Elizabeth Margaret Pettit married Rev. Dale John Welburn of Eaton Socon in 1865 and died in 1901 intestate leaving only her son Charles Matthew Welburn as her heir and he was admitted to the Crown in 1901 which he enfranchised, that is converted into freehold, later that year. He died in 1913 with Margaret Emily Welburn as his heir.

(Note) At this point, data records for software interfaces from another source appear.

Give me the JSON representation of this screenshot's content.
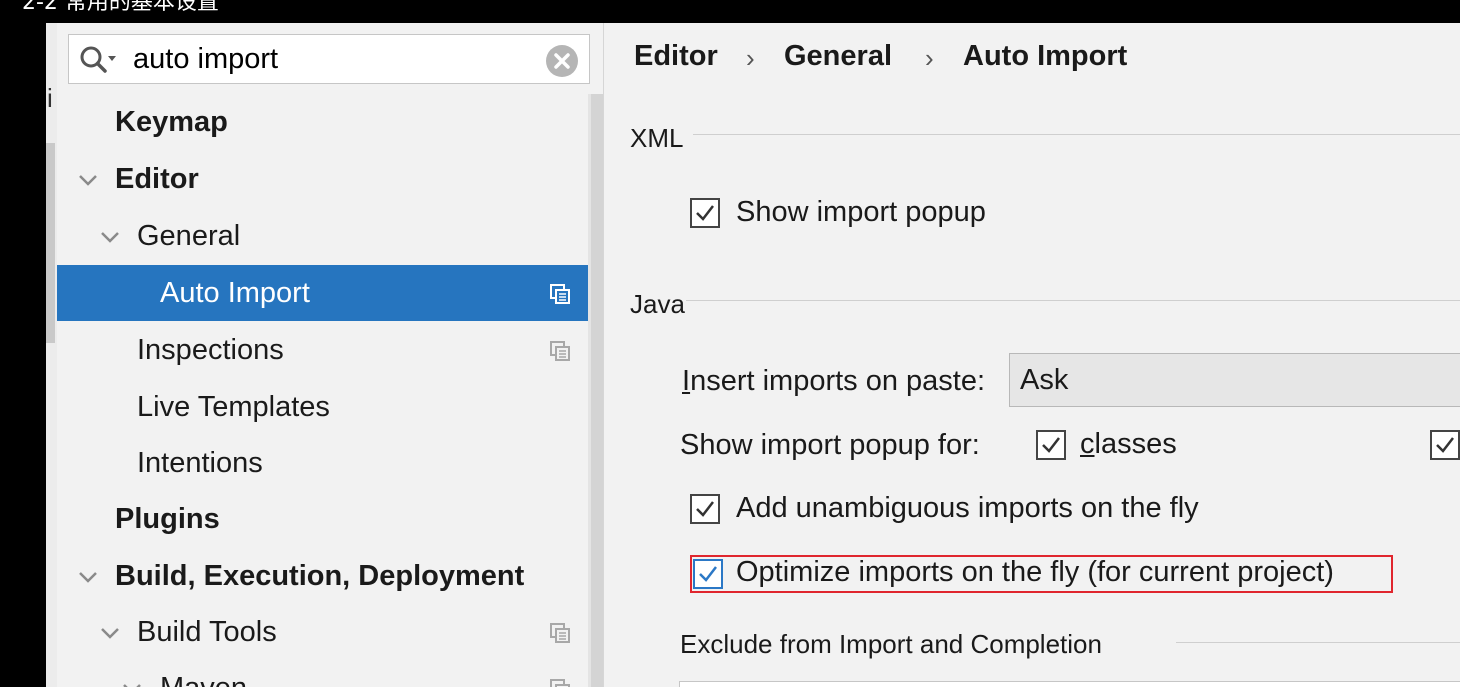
{
  "video_title": "2-2 常用的基本设置",
  "search": {
    "value": "auto import",
    "icon": "search-icon",
    "clear_icon": "clear-icon"
  },
  "tree": [
    {
      "id": "keymap",
      "label": "Keymap"
    },
    {
      "id": "editor",
      "label": "Editor"
    },
    {
      "id": "general",
      "label": "General"
    },
    {
      "id": "auto-import",
      "label": "Auto Import"
    },
    {
      "id": "inspections",
      "label": "Inspections"
    },
    {
      "id": "live-templates",
      "label": "Live Templates"
    },
    {
      "id": "intentions",
      "label": "Intentions"
    },
    {
      "id": "plugins",
      "label": "Plugins"
    },
    {
      "id": "build",
      "label": "Build, Execution, Deployment"
    },
    {
      "id": "build-tools",
      "label": "Build Tools"
    },
    {
      "id": "maven",
      "label": "Maven"
    }
  ],
  "breadcrumb": {
    "items": [
      "Editor",
      "General",
      "Auto Import"
    ],
    "separator": "›"
  },
  "xml_section": {
    "title": "XML",
    "show_import_popup": {
      "label": "Show import popup",
      "checked": true
    }
  },
  "java_section": {
    "title": "Java",
    "insert_imports_label_first": "I",
    "insert_imports_label_rest": "nsert imports on paste:",
    "insert_imports_value": "Ask",
    "show_popup_for_label": "Show import popup for:",
    "classes": {
      "label_first": "c",
      "label_rest": "lasses",
      "checked": true
    },
    "add_unambiguous": {
      "label": "Add unambiguous imports on the fly",
      "checked": true
    },
    "optimize_imports": {
      "label": "Optimize imports on the fly (for current project)",
      "checked": true
    }
  },
  "exclude_section": {
    "title": "Exclude from Import and Completion"
  },
  "colors": {
    "selection": "#2675bf",
    "highlight": "#e0262e",
    "checkbox_focus": "#2b78c6"
  }
}
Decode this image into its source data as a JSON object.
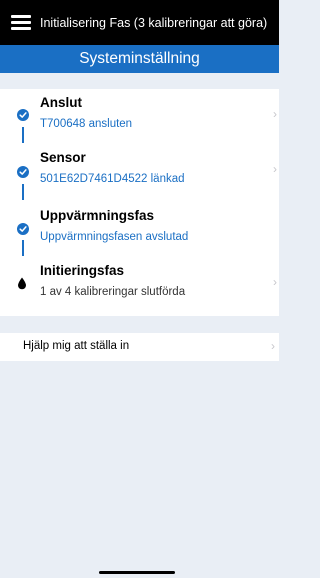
{
  "topbar": {
    "title": "Initialisering Fas (3 kalibreringar att göra)"
  },
  "navbar": {
    "title": "Systeminställning"
  },
  "steps": [
    {
      "title": "Anslut",
      "subtitle": "T700648 ansluten",
      "status": "completed",
      "icon": "check-circle-icon"
    },
    {
      "title": "Sensor",
      "subtitle": "501E62D7461D4522 länkad",
      "status": "completed",
      "icon": "check-circle-icon"
    },
    {
      "title": "Uppvärmningsfas",
      "subtitle": "Uppvärmningsfasen avslutad",
      "status": "completed",
      "icon": "check-circle-icon"
    },
    {
      "title": "Initieringsfas",
      "subtitle": "1 av 4 kalibreringar slutförda",
      "status": "in-progress",
      "icon": "blood-drop-icon"
    }
  ],
  "help": {
    "label": "Hjälp mig att ställa in"
  },
  "colors": {
    "accent": "#1a6fc4",
    "topbar": "#000000",
    "background": "#e9eef5"
  }
}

Oddly, in the 1860s [PSLB4/1] Henry Pettit of Leighton Buzzard is stated to be the owner of the Crown. By 1876 the owner was Charlotte Pettit and by 1891 Henry Pettit. The owner from 1913, presumably after a sale, was Charles Gotzheim, the licensee. Henry Pettit clearly owned the public house in 1880 as he tried to sell it in that year, along with a number of other properties. The Crown was then described as a "brick and tiled fully-licensed public house known as the Crown, situate in North Street, Leighton Buzzard, and let to Mr. Thomas Sear, the occupier, at an annual rent of £26. It contains Bar, Bar-parlour, Tap-room, and Kitchen, with Three Bed-rooms and large Attic over, and a cool and roomy Beer-cellar, with Yard and useful Out-buildings; Pump and Well of excellent Water and a large Plot of Garden Ground in the rear…The new occupation road now staked out for use of this and the two following lots leading to Lammas Close Lane, will belong to this Lot". The Crown was not sold [BML10/42/60].

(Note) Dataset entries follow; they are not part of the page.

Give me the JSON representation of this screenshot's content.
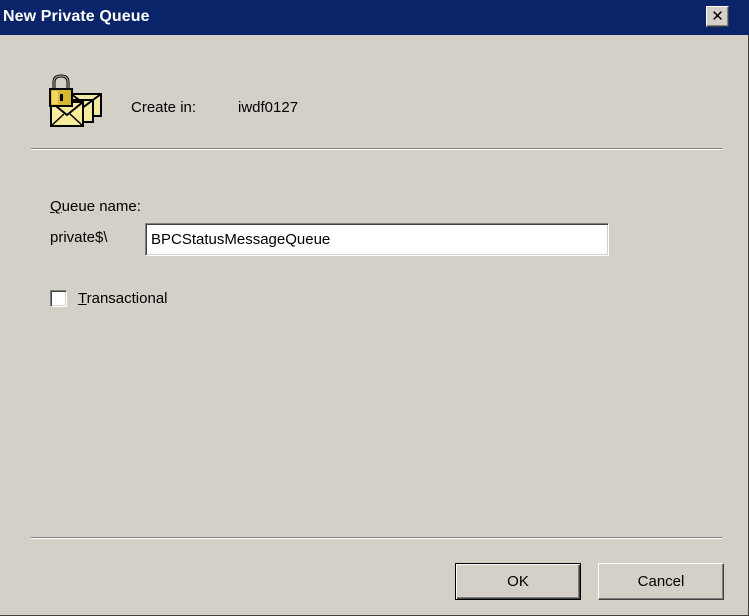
{
  "dialog": {
    "title": "New Private Queue",
    "close_glyph": "✕",
    "close_icon": "close-icon"
  },
  "location": {
    "icon": "queue-icon",
    "label": "Create in:",
    "value": "iwdf0127"
  },
  "queue_name": {
    "label_accel": "Q",
    "label_rest": "ueue name:",
    "prefix": "private$\\",
    "value": "BPCStatusMessageQueue"
  },
  "transactional": {
    "label_accel": "T",
    "label_rest": "ransactional",
    "checked": false
  },
  "buttons": {
    "ok": "OK",
    "cancel": "Cancel"
  },
  "colors": {
    "titlebar": "#0a246a",
    "face": "#d4d0c8",
    "icon_lock": "#d8b830",
    "icon_envelope": "#f4e9a0"
  }
}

Clearly the abstract of title (which definitely states that it is to the Crown) does not tie up with the owners stated in licensing records. The answer is that the Pettits shown are likely to be trustees of the marriage settlement of Elizabeth and Dale Welburn - the original trustees for the settlement of 1865 being Charles and Henry Pettit who were admitted as tenants in trust to pay the rents and profit arising out of the properties to Elizabeth Margaret Welburn for her own separate use.

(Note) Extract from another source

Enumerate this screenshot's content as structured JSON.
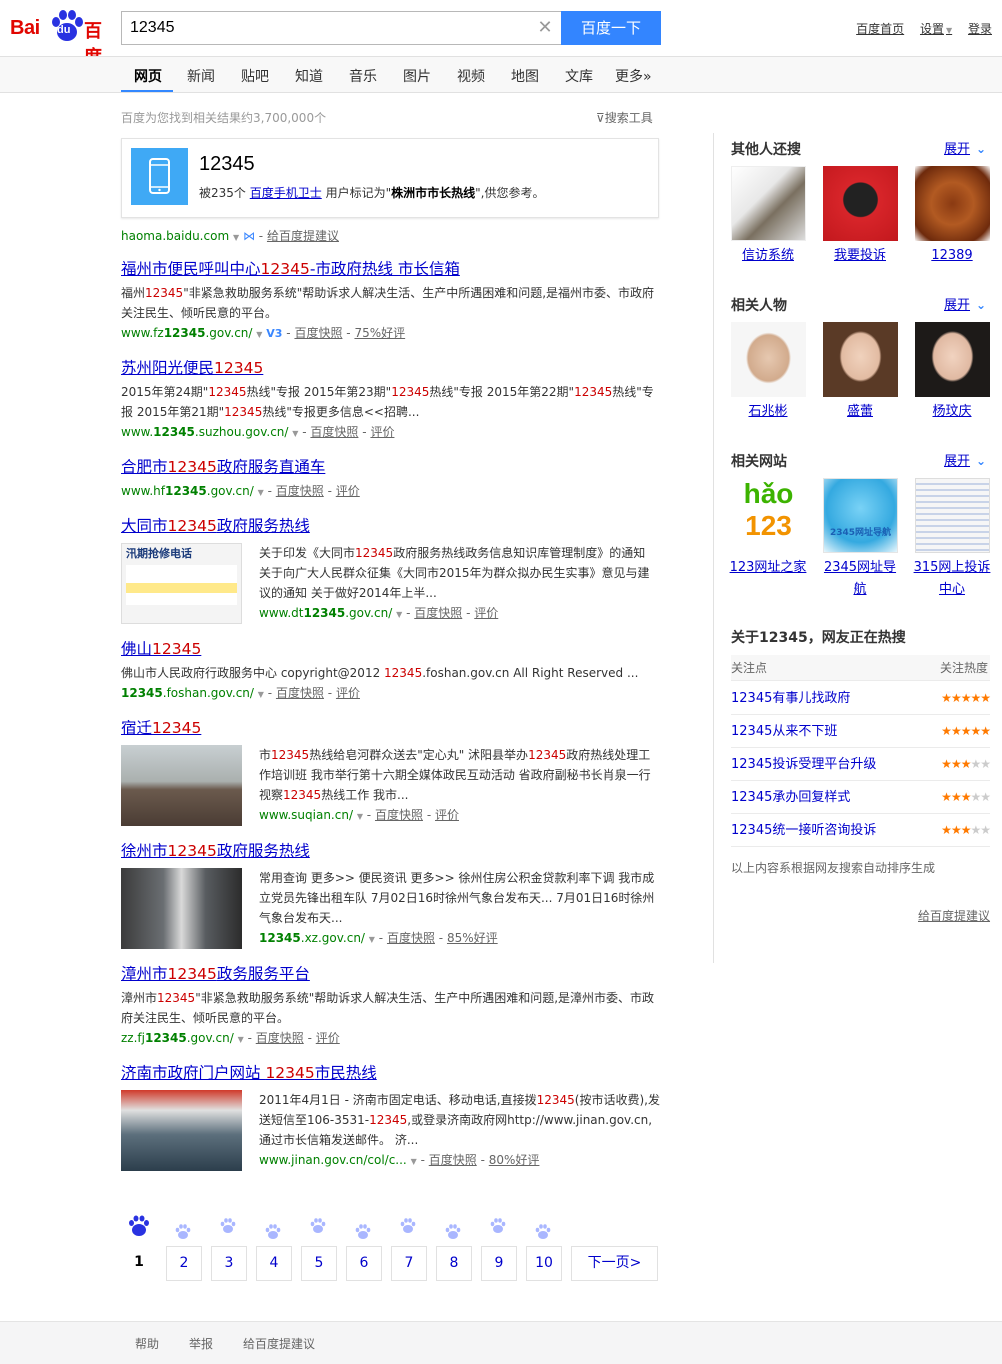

The Newport Pagnell Brewery Company was bought out by Bedford brewers Charles Wells but by 1936 the Crown was leased to Luton brewers J.W.Green Limited. This firm merged with Flowers Breweries in 1954 and took the Flowers name before being taken over by Whitbread in 1962. A fire at the Crown in 1991 saw the inn close for a number of years. At the time of writing 2009, the Crown is, once more, a public house. It is now a free house.

 The Crown June 2008
The Crown June 2008


  • CLP13: register of Alehouse Licenses: 1824-1828;
  • PSLB4/1: Register of Alehouse Licences - Leighton Buzzard Petty Sessional Division: c.1860s-1949;
  • PSLB4/3: Register of Alehouse Licences - Leighton Buzzard Petty Sessional Division: c.1860s-1956;
  • X733/165: reference in deed: 1865;
  • BML10/42/60: sale particulars of Crown and other licensed premises: 1880;
  • HN1/20-1-3: position shown on annotated Ordnance Survey maps compiled for licensing purposes: early 20th century;
  • PSLB4/2: Register of Alehouse Licences - Leighton Buzzard Petty Sessional Division: 1922-1948;
  • WL801/175: glass plate negative: c.1925;
  • WB/Green6/4/1: trade analysis ledger: 1936-1947;
  • BML10/42/429: trading, profit and loss account of Victor Lambert: 1938-1939;
  • Z1105/1: Liquor Licence Traders Survey Form: 1959;
  • WB/FLow4/5/LB/C1-2: exterior photographs: 1960s

List of Licensees: note that this is not a complete list; entries in italics refer to licensees where either beginning or end, or both, dates are not known:

1824: Thomas Turnham;
1847: Richard Harris, currier and tanner;
1864: Thomas Woodman;
1876: Thomas Sear;
1881: Phillip John Ellis;
1881: James Buckingham;
1882: Sydney Hicks;
1886: Augustine Gotzheim;
1890: Margaret Gotzheim [convicted of contravening Spirits Order 13 Apr 1920; fined £10 (2 cases)];
1922: Fred Pearse;
1935: Victor Arthur Thomas Lambert;
1953: Harry Gotzheim;
1954: Douglas Cosby;
1959: Frederick Sharpe;
1972: Ronald Frank Cowell and Howell Jones;
1973: Keith Gibbon Scott-Farnie and Olaf Mordaunt Abel;
1975: Edward Richard Browning;
1988: Geoffrey John Reeve;
1989: David Richard Finn.

 The Crown in June 2008
The Crown in June 2008